We have an inherent bias against any event claiming that New York City is something to "escape." Though the notion that anyone would want to leave NYC is pure malarkey, we have to admit that a 50- to 100-mile ride along the Hudson River with views of the Palisades does sound quite agreeable. Three separate routes—all detailed on the Escape New York website—depart at 7am, 8am and 9am. In addition to the views (which seem to be a prominent theme in this month's sports calendar), riders receive tasty muffins, scones, sandwiches and beverages at various points in their journeys. Yes, this ride promises to be a pleasant excursion. But an "escape"? Not really—thankfully, you and your bike will end up right back in the City when it's all over.
Tunnel to Towers Run/Walk
September 25, 9:30am; starting at the Brooklyn side of the Brooklyn Battery Tunnel

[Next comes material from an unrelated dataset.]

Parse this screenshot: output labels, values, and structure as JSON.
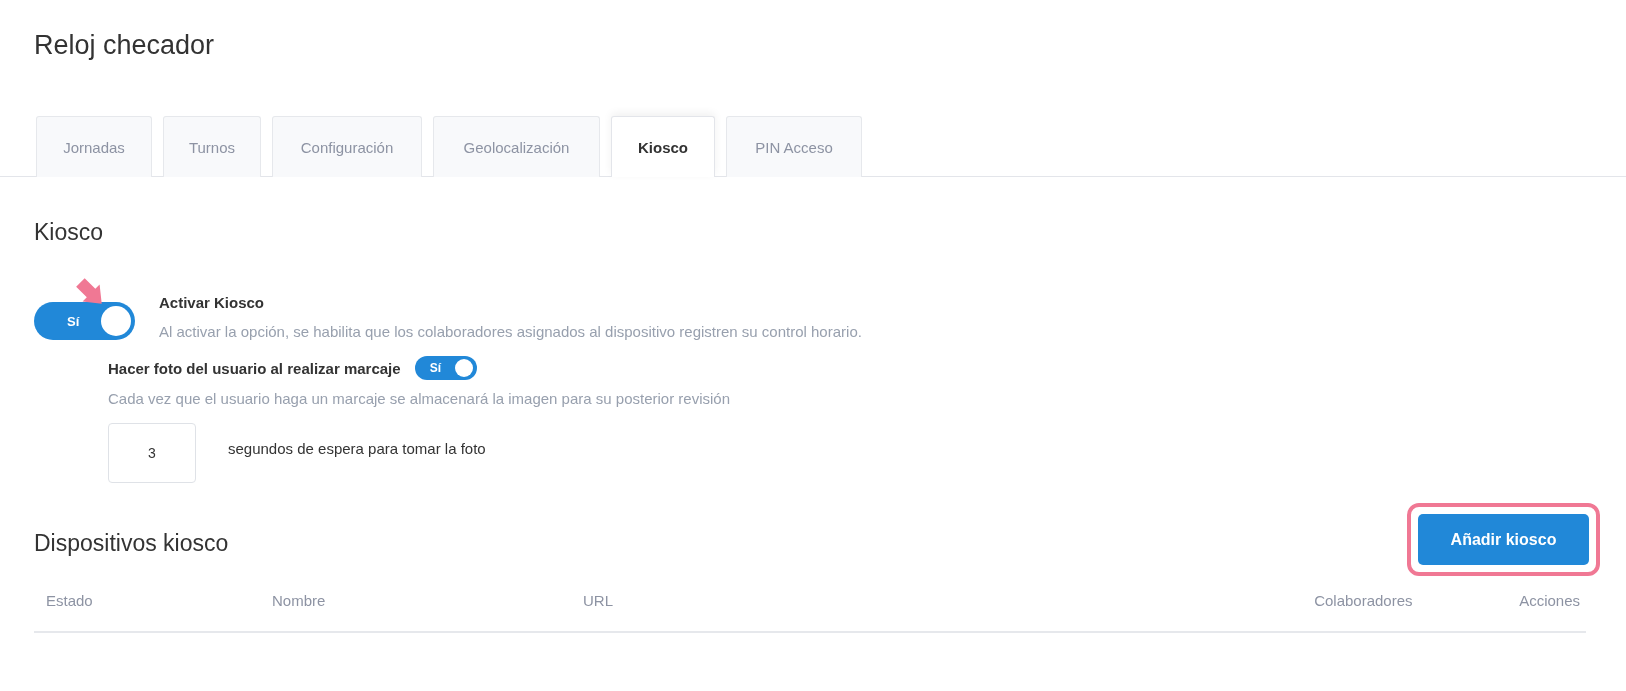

On September 11, 2001, when off-duty firefighter Stephen Siller learned that the World Trade Center had been hit, he rushed through the Brooklyn Battery Tunnel toward the site—on foot, with his equipment on his back. He lost his life saving others. In this event, runners and walkers pay tribute to his courage by retracing his path. Proceeds benefit the Stephen Siller FDNY Children's Foundation, which awards scholarships, helps burn victims, finds permanent homes for orphans and does much more to make New York City a better place.
Queens Strongest Arm Finals
September 25, 1pm; Queens County Farm Museum
The Queens County Fair has a small-town feel that belies its setting in America's foremost metropolis, and an arm-wrestling contest is the sporting event fit for such a shindig. Watch burly men and women compete to prove the mightiness of their biceps, wrists and forearms—and while you're at the Queens County Farm Museum, take in a full day of such old-fashioned diversions as carnival rides, an "amazing maize maze" and even livestock competitions right here in the big city.
New York Urban League Football Classic
September 25, 3:30pm; New Meadowlands Stadium
This matchup between historically black college football squads has become a favorite local tradition, and this year's installment takes on special significance as the first time the event has taken place at New Meadowlands Stadium. In the game itself, the Howard University Bison and the Morgan State Bears compete for gridiron bragging rights. As hard fought as the game is every year, for many fans, the schools' marching bands alone are worth the price of admission. Their lively performances entertain even those who can scarcely tell a linebacker from a halfback.